The UK Government website has a published guide for new refugees that can be found here.
Citizens Advice’s website has a useful explanation of what you should expect after you get refugee status—that can be found here.
Refugees have a right to apply for welfare in the UK, in line with nationals in the country. More information can be found here.
If you are a refugee, you will be able to work in the UK without any restrictions. You will just need your National Insurance number – this is a unique set of letters and numbers that is printed on your Biometric Resident Permit card. More information can be found here in Chapter 4.
If you are an asylum seeker that has a claim pending or if even if you have been refused asylum, you may be eligible for asylum support.
The three main types of support available are: section 95, section 98 and section 4 support. With this support, you may be eligible for housing and financial assistance, or both.
You are eligible for section 95 support if you are an asylum seeker with a pending asylum claim and you are over 18 years old and you pass the destitution test. A person is ‘destitute’ if they do not have adequate accommodation or enough money to meet living expenses for themselves and any dependants now or within the next 14 days.
For more information, please refer to the Asylum Support Appeals Project (ASAP) Factsheet on Section 95 Support.

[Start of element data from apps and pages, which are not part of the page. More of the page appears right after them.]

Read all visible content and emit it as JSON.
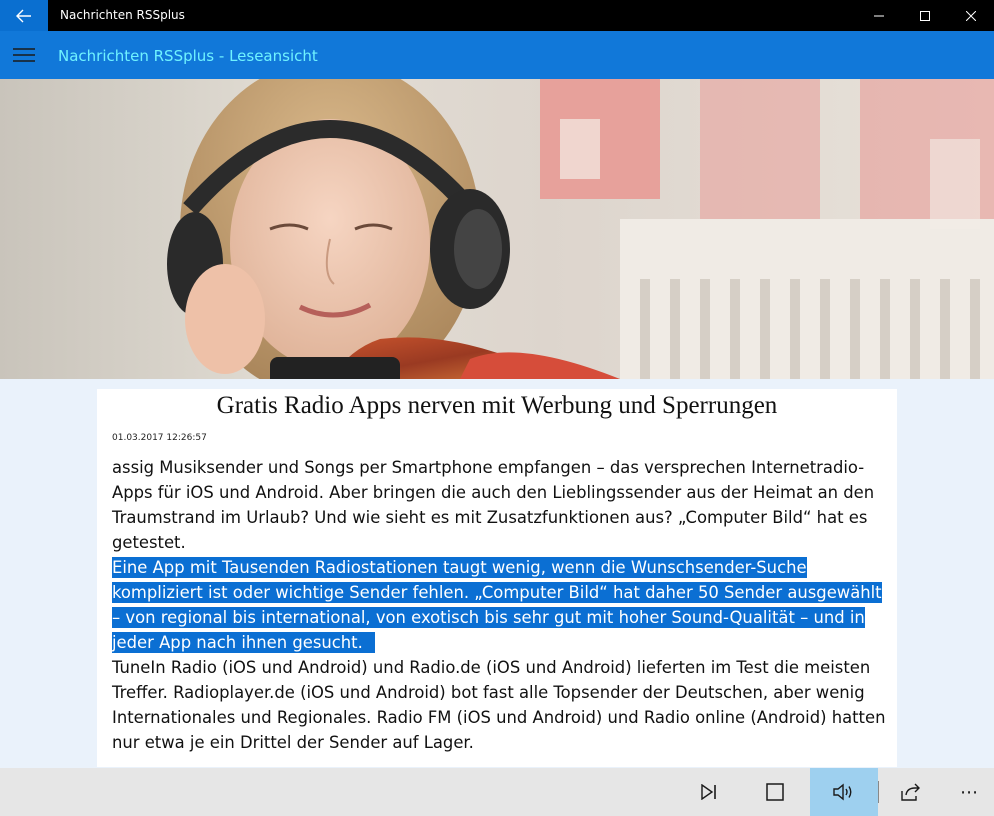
{
  "window": {
    "app_title": "Nachrichten RSSplus",
    "back_icon": "arrow-left-icon",
    "minimize_icon": "minimize-icon",
    "maximize_icon": "maximize-icon",
    "close_icon": "close-icon"
  },
  "header": {
    "title": "Nachrichten RSSplus - Leseansicht",
    "menu_icon": "hamburger-icon"
  },
  "colors": {
    "title_bar": "#000000",
    "accent": "#1178d9",
    "header_title": "#6ff2ff",
    "selection": "#0b6fd3",
    "command_bar": "#e6e6e6",
    "speak_active": "#9ed0ef"
  },
  "article": {
    "title": "Gratis Radio Apps nerven mit Werbung und Sperrungen",
    "date": "01.03.2017 12:26:57",
    "paragraph1": "assig Musiksender und Songs per Smartphone empfangen – das versprechen Internetradio-Apps für iOS und Android. Aber bringen die auch den Lieblingssender aus der Heimat an den Traumstrand im Urlaub? Und wie sieht es mit Zusatzfunktionen aus? „Computer Bild“ hat es getestet.",
    "paragraph2_highlighted": "Eine App mit Tausenden Radiostationen taugt wenig, wenn die Wunschsender-Suche kompliziert ist oder wichtige Sender fehlen. „Computer Bild“ hat daher 50 Sender ausgewählt – von regional bis international, von exotisch bis sehr gut mit hoher Sound-Qualität – und in jeder App nach ihnen gesucht.",
    "paragraph3": "TuneIn Radio (iOS und Android) und Radio.de (iOS und Android) lieferten im Test die meisten Treffer. Radioplayer.de (iOS und Android) bot fast alle Topsender der Deutschen, aber wenig Internationales und Regionales. Radio FM (iOS und Android) und Radio online (Android) hatten nur etwa je ein Drittel der Sender auf Lager."
  },
  "commandbar": {
    "next_icon": "skip-next-icon",
    "stop_icon": "stop-icon",
    "speak_icon": "speaker-icon",
    "share_icon": "share-icon",
    "more_label": "⋯"
  }
}
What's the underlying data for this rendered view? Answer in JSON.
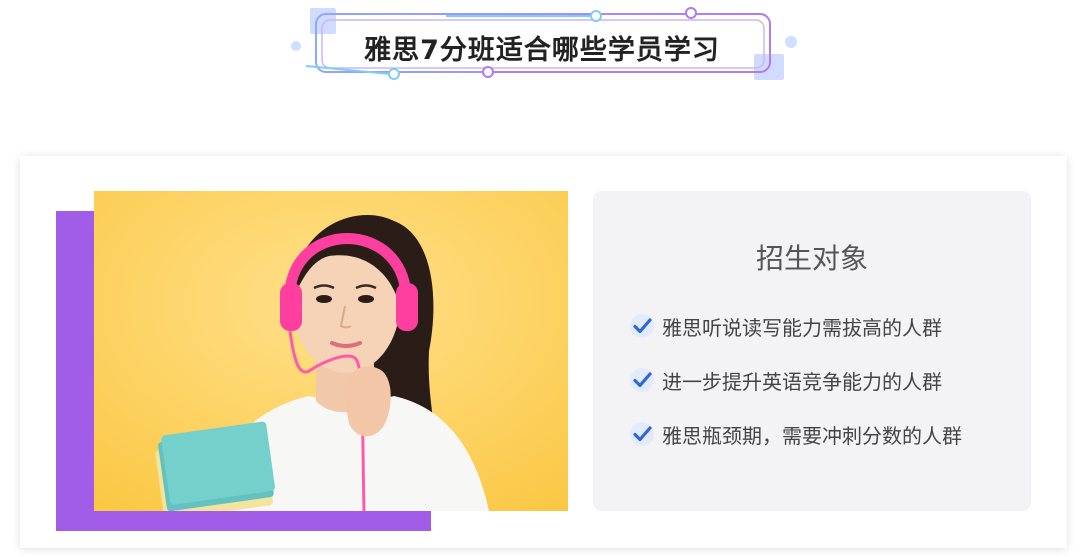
{
  "section": {
    "title": "雅思7分班适合哪些学员学习"
  },
  "panel": {
    "title": "招生对象",
    "items": [
      {
        "icon": "check-icon",
        "label": "雅思听说读写能力需拔高的人群"
      },
      {
        "icon": "check-icon",
        "label": "进一步提升英语竞争能力的人群"
      },
      {
        "icon": "check-icon",
        "label": "雅思瓶颈期，需要冲刺分数的人群"
      }
    ]
  },
  "photo": {
    "subject": "student-with-headphones-photo"
  },
  "colors": {
    "accent_purple": "#a25de8",
    "photo_bg": "#fdd15a",
    "frame_line": "#9b7bf0",
    "check_blue": "#2f66d8",
    "panel_bg": "#f3f3f5"
  }
}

Section 98 is temporary support that is provided to asylum seekers who appear to be destitute and who have applied for section 95 support but are awaiting a decision.
For more information, please refer to the ASAP Factsheet on Section 98 Support.
Section 4 support is available for refused asylum seekers that meet a certain set of criteria in addition to passing the destitution test.
For more information on the eligibility criteria and the process for this support, please refer to the ASAP Factsheet on Section 4 Support.
More information on Asylum Support can be found through the UK Government website here.
The majority of asylum-seekers do not have the right to work in the United Kingdom. However, the immigration rules allow for people seeking asylum to request permission to work if you have been waiting for more than 12 months on your asylum claim “through no fault of your own”. This may be 12 months after initially claiming asylum, or 12 months after submitting further submissions to be considered as a fresh claim. Those who are given permission can only do skilled jobs on the Shortage Occupation List.
The Migration Justice Project at the Law Centre NI has drafted a guide to help people seeking asylum understand how and whether they can apply for permission to work while their claim is pending. The guide is available in a number of languages: English, Tigrinya, Somali, Farsi, and Arabic.
Asylum seekers can however volunteer whilst their claim is being considered. Volunteering involves spending time, unpaid, doing something that aims to benefit the environment or someone (individuals or groups) other than, or in addition to, close relatives.